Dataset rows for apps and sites
----
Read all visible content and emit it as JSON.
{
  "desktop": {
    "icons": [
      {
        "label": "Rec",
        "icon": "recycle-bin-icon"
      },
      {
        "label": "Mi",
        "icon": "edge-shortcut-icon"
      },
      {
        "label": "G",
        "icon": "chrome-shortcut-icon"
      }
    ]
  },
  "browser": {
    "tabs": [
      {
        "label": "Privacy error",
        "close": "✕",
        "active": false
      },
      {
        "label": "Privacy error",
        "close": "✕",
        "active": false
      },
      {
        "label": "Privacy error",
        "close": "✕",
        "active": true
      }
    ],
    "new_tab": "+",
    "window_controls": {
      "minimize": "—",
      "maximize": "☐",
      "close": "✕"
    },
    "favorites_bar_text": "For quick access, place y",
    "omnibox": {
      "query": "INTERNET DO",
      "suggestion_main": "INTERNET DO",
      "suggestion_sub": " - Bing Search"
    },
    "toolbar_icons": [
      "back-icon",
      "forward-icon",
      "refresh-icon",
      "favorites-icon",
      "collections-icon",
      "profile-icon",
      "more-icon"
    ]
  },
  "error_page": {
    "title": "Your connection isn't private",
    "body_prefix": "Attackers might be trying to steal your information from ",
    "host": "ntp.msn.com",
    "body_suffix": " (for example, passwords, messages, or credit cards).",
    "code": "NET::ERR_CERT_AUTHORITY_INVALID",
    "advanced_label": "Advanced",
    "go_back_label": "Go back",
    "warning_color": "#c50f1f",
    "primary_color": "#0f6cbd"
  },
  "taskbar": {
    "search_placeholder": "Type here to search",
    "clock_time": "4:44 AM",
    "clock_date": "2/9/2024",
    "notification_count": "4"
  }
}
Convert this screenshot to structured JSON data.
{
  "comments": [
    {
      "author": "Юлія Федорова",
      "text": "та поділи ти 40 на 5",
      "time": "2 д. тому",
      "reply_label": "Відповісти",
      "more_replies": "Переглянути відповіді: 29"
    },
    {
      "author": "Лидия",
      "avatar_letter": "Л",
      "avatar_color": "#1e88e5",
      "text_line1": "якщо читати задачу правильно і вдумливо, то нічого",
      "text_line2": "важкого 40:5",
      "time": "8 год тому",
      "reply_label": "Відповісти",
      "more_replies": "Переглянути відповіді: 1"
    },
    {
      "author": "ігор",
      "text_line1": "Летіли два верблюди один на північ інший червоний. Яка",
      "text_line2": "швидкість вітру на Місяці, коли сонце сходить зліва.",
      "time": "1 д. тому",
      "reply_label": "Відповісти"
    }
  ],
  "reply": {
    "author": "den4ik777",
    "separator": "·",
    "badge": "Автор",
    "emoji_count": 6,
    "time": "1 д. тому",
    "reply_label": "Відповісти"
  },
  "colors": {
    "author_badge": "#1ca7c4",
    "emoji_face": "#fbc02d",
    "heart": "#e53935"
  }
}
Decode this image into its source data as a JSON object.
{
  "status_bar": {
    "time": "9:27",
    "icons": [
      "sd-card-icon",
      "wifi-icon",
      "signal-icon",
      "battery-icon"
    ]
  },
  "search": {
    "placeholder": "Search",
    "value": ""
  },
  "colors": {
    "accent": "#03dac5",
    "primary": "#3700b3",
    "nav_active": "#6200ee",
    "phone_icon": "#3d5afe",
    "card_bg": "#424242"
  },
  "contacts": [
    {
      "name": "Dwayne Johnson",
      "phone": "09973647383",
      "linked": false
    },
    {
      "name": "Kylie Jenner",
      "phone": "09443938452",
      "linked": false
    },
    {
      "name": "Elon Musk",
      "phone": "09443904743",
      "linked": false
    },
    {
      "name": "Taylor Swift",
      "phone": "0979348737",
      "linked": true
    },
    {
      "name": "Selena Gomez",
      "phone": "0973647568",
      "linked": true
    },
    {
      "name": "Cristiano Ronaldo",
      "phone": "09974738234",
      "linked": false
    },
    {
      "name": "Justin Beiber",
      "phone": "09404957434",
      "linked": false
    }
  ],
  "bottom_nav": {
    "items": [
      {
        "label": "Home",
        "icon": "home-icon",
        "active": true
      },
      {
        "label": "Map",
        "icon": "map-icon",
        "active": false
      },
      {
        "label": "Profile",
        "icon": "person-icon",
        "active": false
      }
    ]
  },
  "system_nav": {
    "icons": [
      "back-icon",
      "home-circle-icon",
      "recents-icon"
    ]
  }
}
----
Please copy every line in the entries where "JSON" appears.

*Written answer*
Read all visible content and emit it as JSON.
Convert this screenshot to structured JSON data.
Decode this image into its source data as a JSON object.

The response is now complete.